Segment Start: EXTRACTED ENTRIES

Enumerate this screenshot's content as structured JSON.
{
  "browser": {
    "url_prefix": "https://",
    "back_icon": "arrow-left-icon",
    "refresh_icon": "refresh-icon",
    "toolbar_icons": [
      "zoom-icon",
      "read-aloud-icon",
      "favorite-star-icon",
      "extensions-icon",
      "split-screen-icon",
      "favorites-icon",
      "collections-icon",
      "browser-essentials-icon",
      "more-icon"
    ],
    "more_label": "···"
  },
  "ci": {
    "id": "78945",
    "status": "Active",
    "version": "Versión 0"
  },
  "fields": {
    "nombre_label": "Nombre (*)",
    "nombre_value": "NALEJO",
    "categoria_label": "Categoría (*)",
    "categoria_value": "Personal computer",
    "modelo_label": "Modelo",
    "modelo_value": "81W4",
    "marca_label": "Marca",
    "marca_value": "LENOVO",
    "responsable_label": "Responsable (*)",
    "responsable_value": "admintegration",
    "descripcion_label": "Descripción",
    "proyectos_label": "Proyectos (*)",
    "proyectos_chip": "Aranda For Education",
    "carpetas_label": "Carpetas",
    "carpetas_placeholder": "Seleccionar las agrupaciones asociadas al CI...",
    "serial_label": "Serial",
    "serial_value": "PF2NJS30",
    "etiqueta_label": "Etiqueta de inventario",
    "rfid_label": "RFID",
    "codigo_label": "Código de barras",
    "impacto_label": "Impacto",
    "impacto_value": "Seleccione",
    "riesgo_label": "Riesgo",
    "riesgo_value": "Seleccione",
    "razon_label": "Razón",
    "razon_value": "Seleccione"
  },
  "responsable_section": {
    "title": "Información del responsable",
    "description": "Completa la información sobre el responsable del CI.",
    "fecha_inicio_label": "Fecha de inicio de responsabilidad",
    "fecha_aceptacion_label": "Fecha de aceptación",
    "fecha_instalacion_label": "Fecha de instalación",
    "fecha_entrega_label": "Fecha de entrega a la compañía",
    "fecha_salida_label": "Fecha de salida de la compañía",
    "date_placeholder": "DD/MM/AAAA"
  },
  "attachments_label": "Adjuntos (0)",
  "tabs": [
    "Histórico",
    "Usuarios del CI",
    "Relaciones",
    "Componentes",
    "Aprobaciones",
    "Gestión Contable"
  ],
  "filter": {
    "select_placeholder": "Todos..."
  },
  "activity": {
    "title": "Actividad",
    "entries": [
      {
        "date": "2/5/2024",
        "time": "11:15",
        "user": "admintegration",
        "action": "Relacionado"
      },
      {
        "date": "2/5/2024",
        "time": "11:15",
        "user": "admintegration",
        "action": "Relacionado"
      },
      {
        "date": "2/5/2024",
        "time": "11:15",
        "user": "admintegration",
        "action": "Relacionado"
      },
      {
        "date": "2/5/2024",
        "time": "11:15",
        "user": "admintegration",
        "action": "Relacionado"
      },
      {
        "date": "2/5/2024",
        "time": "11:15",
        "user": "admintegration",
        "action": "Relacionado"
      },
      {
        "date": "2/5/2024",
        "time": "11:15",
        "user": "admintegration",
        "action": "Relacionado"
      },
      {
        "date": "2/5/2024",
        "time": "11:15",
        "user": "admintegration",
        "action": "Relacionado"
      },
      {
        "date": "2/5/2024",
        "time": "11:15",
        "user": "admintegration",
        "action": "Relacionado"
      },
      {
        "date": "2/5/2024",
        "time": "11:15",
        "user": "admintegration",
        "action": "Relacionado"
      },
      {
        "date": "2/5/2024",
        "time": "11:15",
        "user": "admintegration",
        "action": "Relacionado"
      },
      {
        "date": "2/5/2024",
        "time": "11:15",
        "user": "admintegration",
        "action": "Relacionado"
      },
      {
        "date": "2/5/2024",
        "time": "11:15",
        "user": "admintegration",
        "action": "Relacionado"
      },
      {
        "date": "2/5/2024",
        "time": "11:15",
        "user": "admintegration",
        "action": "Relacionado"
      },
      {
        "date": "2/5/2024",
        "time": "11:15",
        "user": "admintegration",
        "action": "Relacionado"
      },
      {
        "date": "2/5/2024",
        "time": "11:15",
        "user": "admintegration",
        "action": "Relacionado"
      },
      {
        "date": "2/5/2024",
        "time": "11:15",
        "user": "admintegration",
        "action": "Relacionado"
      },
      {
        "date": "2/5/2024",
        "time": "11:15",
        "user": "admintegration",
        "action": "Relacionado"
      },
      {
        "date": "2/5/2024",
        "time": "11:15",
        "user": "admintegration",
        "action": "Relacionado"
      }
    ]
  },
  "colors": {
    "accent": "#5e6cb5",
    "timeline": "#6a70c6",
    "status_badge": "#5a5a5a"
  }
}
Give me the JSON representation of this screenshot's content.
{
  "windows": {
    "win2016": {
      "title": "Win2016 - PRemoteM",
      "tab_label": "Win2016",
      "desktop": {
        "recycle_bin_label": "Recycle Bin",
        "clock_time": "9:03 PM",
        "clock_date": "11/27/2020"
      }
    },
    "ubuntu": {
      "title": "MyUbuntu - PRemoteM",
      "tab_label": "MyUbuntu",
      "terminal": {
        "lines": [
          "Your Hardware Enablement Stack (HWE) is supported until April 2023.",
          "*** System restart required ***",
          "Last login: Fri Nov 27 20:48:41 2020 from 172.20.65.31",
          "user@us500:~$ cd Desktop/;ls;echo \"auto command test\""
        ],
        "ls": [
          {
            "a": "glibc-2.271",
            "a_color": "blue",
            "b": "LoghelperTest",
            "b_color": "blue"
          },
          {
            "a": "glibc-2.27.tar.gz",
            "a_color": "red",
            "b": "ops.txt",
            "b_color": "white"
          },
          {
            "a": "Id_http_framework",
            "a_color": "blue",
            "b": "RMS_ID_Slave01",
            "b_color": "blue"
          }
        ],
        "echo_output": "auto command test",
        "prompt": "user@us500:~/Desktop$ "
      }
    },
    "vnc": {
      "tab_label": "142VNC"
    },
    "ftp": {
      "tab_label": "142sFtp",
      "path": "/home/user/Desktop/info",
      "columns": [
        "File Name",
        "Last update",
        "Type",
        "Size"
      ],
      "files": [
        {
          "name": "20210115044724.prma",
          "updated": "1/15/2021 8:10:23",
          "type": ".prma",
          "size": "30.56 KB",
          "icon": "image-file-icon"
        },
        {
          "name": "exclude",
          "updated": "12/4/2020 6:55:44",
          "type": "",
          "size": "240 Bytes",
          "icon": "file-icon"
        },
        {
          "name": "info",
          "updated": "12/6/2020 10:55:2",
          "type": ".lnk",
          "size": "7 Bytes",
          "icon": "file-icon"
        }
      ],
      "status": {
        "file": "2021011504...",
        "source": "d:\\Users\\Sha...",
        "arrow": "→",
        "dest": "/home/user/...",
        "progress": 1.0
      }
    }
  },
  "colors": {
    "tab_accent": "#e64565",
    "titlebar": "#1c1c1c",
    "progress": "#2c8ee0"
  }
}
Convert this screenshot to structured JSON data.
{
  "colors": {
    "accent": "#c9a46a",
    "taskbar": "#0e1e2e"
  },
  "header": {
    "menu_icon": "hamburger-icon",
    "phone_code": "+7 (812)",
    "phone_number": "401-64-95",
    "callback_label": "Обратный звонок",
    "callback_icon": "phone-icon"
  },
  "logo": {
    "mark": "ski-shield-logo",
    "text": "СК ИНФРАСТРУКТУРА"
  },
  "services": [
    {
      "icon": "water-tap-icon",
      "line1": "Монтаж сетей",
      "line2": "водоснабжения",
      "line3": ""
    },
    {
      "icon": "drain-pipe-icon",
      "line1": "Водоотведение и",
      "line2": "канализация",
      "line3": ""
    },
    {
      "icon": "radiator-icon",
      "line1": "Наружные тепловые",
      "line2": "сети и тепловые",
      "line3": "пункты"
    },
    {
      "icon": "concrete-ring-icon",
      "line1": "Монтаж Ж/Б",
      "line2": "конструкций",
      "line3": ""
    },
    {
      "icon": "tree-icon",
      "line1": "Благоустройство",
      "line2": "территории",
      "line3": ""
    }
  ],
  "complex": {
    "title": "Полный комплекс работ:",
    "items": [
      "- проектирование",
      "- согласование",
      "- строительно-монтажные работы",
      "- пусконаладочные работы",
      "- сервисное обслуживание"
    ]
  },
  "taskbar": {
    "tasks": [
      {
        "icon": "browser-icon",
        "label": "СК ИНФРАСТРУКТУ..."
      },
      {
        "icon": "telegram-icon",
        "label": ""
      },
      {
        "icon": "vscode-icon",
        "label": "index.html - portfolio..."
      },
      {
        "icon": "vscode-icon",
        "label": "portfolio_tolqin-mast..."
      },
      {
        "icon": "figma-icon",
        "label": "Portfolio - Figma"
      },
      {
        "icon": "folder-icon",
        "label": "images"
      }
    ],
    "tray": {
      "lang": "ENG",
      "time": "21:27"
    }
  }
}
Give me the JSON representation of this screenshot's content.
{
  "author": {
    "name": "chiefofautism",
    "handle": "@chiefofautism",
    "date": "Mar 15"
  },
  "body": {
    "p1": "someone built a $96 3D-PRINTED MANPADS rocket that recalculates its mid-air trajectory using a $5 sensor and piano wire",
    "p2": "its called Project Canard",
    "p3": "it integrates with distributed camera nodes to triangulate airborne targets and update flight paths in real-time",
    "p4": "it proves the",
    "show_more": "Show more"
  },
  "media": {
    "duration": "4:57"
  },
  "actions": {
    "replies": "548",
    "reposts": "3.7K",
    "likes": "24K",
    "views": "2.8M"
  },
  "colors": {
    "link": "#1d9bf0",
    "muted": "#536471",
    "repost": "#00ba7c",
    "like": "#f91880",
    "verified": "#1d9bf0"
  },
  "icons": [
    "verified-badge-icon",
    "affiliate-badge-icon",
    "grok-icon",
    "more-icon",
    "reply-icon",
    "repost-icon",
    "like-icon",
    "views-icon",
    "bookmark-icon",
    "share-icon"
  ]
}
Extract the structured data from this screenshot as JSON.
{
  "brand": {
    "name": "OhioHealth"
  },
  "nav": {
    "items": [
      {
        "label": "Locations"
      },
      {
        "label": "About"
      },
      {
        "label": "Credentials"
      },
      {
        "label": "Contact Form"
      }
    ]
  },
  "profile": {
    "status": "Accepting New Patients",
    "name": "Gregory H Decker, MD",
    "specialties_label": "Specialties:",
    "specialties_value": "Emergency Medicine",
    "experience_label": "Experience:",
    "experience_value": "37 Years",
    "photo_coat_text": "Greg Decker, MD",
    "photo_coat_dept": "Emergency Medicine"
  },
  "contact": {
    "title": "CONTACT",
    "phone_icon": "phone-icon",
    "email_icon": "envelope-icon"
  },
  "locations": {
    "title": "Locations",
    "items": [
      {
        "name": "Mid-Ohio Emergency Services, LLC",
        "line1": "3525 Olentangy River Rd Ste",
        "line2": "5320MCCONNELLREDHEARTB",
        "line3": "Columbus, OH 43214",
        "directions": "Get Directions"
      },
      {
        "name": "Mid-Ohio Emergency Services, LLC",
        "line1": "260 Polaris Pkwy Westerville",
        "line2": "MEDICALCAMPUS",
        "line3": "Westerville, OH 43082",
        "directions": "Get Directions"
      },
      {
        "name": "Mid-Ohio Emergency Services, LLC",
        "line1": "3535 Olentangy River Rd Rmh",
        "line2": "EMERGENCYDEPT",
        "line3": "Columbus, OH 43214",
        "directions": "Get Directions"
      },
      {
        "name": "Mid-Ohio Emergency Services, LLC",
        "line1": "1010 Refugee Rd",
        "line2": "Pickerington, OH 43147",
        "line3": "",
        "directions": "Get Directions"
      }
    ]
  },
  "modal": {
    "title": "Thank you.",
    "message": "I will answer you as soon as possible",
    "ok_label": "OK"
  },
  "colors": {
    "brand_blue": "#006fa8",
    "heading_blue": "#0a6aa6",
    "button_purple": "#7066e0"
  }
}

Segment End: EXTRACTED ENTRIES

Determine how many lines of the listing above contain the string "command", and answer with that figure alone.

2